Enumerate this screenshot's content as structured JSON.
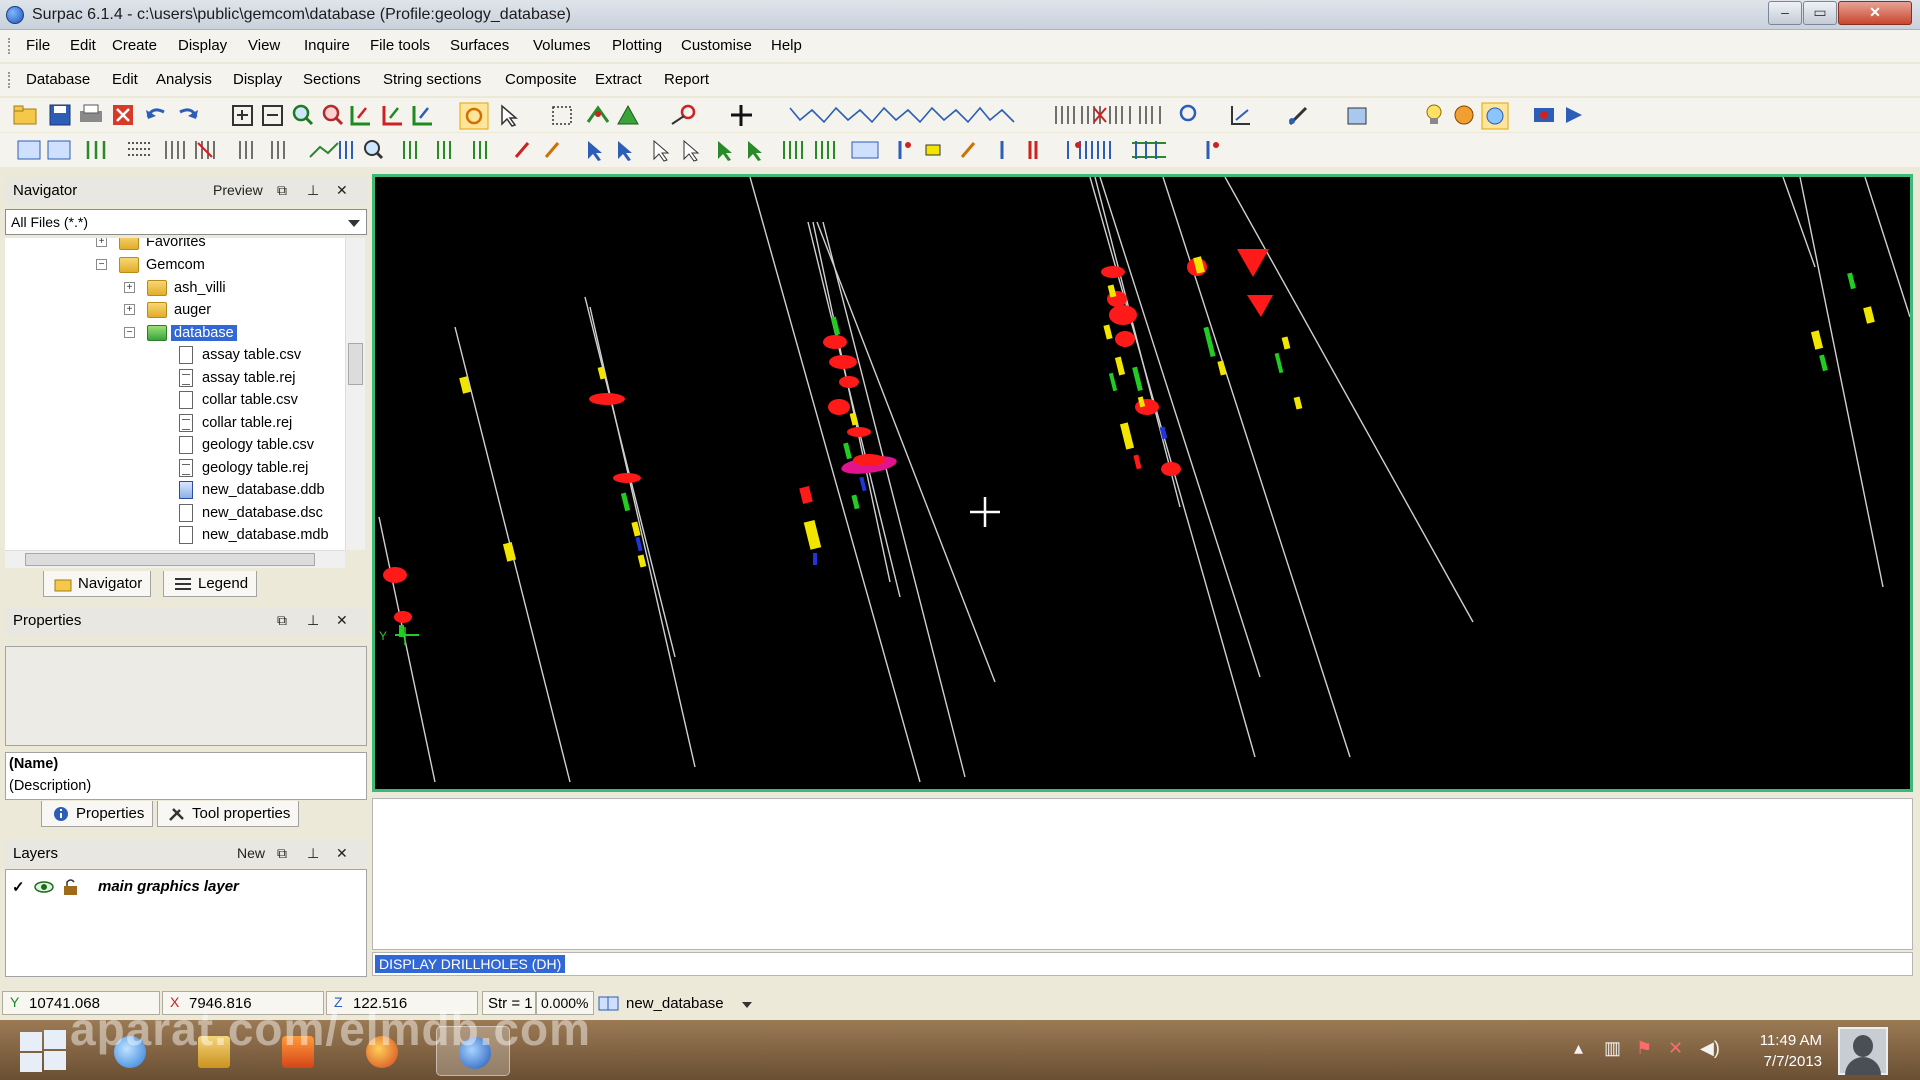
{
  "window": {
    "title": "Surpac 6.1.4 - c:\\users\\public\\gemcom\\database (Profile:geology_database)",
    "min_glyph": "–",
    "max_glyph": "▭",
    "close_glyph": "✕"
  },
  "menubar": [
    "File",
    "Edit",
    "Create",
    "Display",
    "View",
    "Inquire",
    "File tools",
    "Surfaces",
    "Volumes",
    "Plotting",
    "Customise",
    "Help"
  ],
  "menubar2": [
    "Database",
    "Edit",
    "Analysis",
    "Display",
    "Sections",
    "String sections",
    "Composite",
    "Extract",
    "Report"
  ],
  "navigator": {
    "title": "Navigator",
    "preview_label": "Preview",
    "filter": "All Files (*.*)",
    "tree": [
      {
        "label": "Favorites",
        "kind": "folder",
        "level": 1,
        "expander": "+"
      },
      {
        "label": "Gemcom",
        "kind": "folder",
        "level": 1,
        "expander": "−"
      },
      {
        "label": "ash_villi",
        "kind": "folder",
        "level": 2,
        "expander": "+"
      },
      {
        "label": "auger",
        "kind": "folder",
        "level": 2,
        "expander": "+"
      },
      {
        "label": "database",
        "kind": "folder-selected",
        "level": 2,
        "expander": "−"
      },
      {
        "label": "assay table.csv",
        "kind": "file",
        "level": 3
      },
      {
        "label": "assay table.rej",
        "kind": "file-lined",
        "level": 3
      },
      {
        "label": "collar table.csv",
        "kind": "file",
        "level": 3
      },
      {
        "label": "collar table.rej",
        "kind": "file-lined",
        "level": 3
      },
      {
        "label": "geology table.csv",
        "kind": "file",
        "level": 3
      },
      {
        "label": "geology table.rej",
        "kind": "file-lined",
        "level": 3
      },
      {
        "label": "new_database.ddb",
        "kind": "file-db",
        "level": 3
      },
      {
        "label": "new_database.dsc",
        "kind": "file",
        "level": 3
      },
      {
        "label": "new_database.mdb",
        "kind": "file",
        "level": 3
      }
    ],
    "tabs": [
      "Navigator",
      "Legend"
    ]
  },
  "properties": {
    "title": "Properties",
    "name_label": "(Name)",
    "description_label": "(Description)",
    "tabs": [
      "Properties",
      "Tool properties"
    ]
  },
  "layers": {
    "title": "Layers",
    "new_label": "New",
    "items": [
      {
        "check": "✓",
        "name": "main graphics layer"
      }
    ]
  },
  "viewport": {
    "background": "#000000",
    "frame_color": "#3cb878",
    "axis_label": "Y"
  },
  "command_line": {
    "text": "DISPLAY DRILLHOLES (DH)"
  },
  "status": {
    "y_axis": "Y",
    "y_value": "10741.068",
    "x_axis": "X",
    "x_value": "7946.816",
    "z_axis": "Z",
    "z_value": "122.516",
    "str_label": "Str = 1",
    "percent": "0.000%",
    "database": "new_database"
  },
  "taskbar": {
    "watermark": "aparat.com/elmdb.com",
    "time": "11:49 AM",
    "date": "7/7/2013"
  },
  "colors": {
    "selection": "#3168d5",
    "drillhole_trace": "#d0d0d0",
    "interval_red": "#ff1a1a",
    "interval_yellow": "#f2e600",
    "interval_green": "#22cc22",
    "interval_blue": "#2036d8",
    "interval_magenta": "#e0148c"
  }
}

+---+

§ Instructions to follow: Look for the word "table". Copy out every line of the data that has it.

§ Written solution:
        "label": "assay table.csv",
        "label": "assay table.rej",
        "label": "collar table.csv",
        "label": "collar table.rej",
        "label": "geology table.csv",
        "label": "geology table.rej",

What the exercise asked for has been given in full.